Task to complete:
Return every line of the listing below so that it matches the original exactly.

Extracted information:
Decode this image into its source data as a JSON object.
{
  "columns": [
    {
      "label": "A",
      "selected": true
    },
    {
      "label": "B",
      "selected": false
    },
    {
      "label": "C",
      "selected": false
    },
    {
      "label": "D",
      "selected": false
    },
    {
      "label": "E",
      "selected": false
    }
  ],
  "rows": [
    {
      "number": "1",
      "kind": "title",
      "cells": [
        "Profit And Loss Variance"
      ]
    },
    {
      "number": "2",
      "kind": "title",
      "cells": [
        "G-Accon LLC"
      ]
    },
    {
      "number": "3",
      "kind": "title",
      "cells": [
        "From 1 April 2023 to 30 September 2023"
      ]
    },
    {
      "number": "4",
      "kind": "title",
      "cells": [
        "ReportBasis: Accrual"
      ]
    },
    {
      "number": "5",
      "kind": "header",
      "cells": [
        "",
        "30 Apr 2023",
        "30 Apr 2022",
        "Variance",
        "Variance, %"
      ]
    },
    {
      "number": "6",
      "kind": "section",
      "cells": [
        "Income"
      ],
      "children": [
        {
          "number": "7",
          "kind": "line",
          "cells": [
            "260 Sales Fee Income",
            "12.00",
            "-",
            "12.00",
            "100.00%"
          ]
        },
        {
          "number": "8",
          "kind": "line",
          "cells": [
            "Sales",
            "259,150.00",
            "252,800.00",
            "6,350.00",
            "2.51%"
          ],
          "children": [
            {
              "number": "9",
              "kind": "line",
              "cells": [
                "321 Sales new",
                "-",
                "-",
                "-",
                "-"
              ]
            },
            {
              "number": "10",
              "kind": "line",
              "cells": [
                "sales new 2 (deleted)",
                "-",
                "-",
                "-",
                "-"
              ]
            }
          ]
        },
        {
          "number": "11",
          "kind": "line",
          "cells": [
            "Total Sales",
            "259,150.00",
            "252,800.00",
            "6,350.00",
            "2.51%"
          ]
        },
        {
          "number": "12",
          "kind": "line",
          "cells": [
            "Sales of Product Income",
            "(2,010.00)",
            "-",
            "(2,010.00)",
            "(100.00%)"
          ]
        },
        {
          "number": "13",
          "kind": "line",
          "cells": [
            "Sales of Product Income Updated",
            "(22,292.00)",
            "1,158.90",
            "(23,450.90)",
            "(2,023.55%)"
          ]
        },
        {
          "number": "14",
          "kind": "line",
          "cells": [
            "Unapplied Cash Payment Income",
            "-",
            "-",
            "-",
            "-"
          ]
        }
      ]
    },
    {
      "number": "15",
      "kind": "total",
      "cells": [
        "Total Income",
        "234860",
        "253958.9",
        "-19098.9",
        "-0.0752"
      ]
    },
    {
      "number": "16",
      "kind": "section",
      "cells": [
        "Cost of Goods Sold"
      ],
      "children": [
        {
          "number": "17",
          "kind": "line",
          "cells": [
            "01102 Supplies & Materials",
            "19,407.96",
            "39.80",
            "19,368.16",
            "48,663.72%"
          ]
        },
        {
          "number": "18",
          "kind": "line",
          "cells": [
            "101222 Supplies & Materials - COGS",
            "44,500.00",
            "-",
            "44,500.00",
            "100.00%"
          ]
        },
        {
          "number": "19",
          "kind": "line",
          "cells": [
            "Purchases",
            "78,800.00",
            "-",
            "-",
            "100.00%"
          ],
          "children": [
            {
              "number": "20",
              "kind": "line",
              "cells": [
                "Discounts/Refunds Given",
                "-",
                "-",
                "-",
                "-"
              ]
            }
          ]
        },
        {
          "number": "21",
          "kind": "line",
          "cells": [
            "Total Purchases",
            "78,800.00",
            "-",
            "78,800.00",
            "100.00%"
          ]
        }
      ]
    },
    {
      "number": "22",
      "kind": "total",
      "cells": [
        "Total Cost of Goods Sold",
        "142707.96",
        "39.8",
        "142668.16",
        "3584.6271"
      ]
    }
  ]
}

Completed task:
Decode this image into its source data as a JSON object.
{
  "columns": [
    {
      "label": "A",
      "selected": true
    },
    {
      "label": "B",
      "selected": false
    },
    {
      "label": "C",
      "selected": false
    },
    {
      "label": "D",
      "selected": false
    },
    {
      "label": "E",
      "selected": false
    }
  ],
  "rows": [
    {
      "number": "1",
      "kind": "title",
      "cells": [
        "Profit And Loss Variance"
      ]
    },
    {
      "number": "2",
      "kind": "title",
      "cells": [
        "G-Accon LLC"
      ]
    },
    {
      "number": "3",
      "kind": "title",
      "cells": [
        "From 1 April 2023 to 30 September 2023"
      ]
    },
    {
      "number": "4",
      "kind": "title",
      "cells": [
        "ReportBasis: Accrual"
      ]
    },
    {
      "number": "5",
      "kind": "header",
      "cells": [
        "",
        "30 Apr 2023",
        "30 Apr 2022",
        "Variance",
        "Variance, %"
      ]
    },
    {
      "number": "6",
      "kind": "section",
      "cells": [
        "Income"
      ],
      "children": [
        {
          "number": "7",
          "kind": "line",
          "cells": [
            "260 Sales Fee Income",
            "12.00",
            "-",
            "12.00",
            "100.00%"
          ]
        },
        {
          "number": "8",
          "kind": "line",
          "cells": [
            "Sales",
            "259,150.00",
            "252,800.00",
            "6,350.00",
            "2.51%"
          ],
          "children": [
            {
              "number": "9",
              "kind": "line",
              "cells": [
                "321 Sales new",
                "-",
                "-",
                "-",
                "-"
              ]
            },
            {
              "number": "10",
              "kind": "line",
              "cells": [
                "sales new 2 (deleted)",
                "-",
                "-",
                "-",
                "-"
              ]
            }
          ]
        },
        {
          "number": "11",
          "kind": "line",
          "cells": [
            "Total Sales",
            "259,150.00",
            "252,800.00",
            "6,350.00",
            "2.51%"
          ]
        },
        {
          "number": "12",
          "kind": "line",
          "cells": [
            "Sales of Product Income",
            "(2,010.00)",
            "-",
            "(2,010.00)",
            "(100.00%)"
          ]
        },
        {
          "number": "13",
          "kind": "line",
          "cells": [
            "Sales of Product Income Updated",
            "(22,292.00)",
            "1,158.90",
            "(23,450.90)",
            "(2,023.55%)"
          ]
        },
        {
          "number": "14",
          "kind": "line",
          "cells": [
            "Unapplied Cash Payment Income",
            "-",
            "-",
            "-",
            "-"
          ]
        }
      ]
    },
    {
      "number": "15",
      "kind": "total",
      "cells": [
        "Total Income",
        "234860",
        "253958.9",
        "-19098.9",
        "-0.0752"
      ]
    },
    {
      "number": "16",
      "kind": "section",
      "cells": [
        "Cost of Goods Sold"
      ],
      "children": [
        {
          "number": "17",
          "kind": "line",
          "cells": [
            "01102 Supplies & Materials",
            "19,407.96",
            "39.80",
            "19,368.16",
            "48,663.72%"
          ]
        },
        {
          "number": "18",
          "kind": "line",
          "cells": [
            "101222 Supplies & Materials - COGS",
            "44,500.00",
            "-",
            "44,500.00",
            "100.00%"
          ]
        },
        {
          "number": "19",
          "kind": "line",
          "cells": [
            "Purchases",
            "78,800.00",
            "-",
            "-",
            "100.00%"
          ],
          "children": [
            {
              "number": "20",
              "kind": "line",
              "cells": [
                "Discounts/Refunds Given",
                "-",
                "-",
                "-",
                "-"
              ]
            }
          ]
        },
        {
          "number": "21",
          "kind": "line",
          "cells": [
            "Total Purchases",
            "78,800.00",
            "-",
            "78,800.00",
            "100.00%"
          ]
        }
      ]
    },
    {
      "number": "22",
      "kind": "total",
      "cells": [
        "Total Cost of Goods Sold",
        "142707.96",
        "39.8",
        "142668.16",
        "3584.6271"
      ]
    }
  ]
}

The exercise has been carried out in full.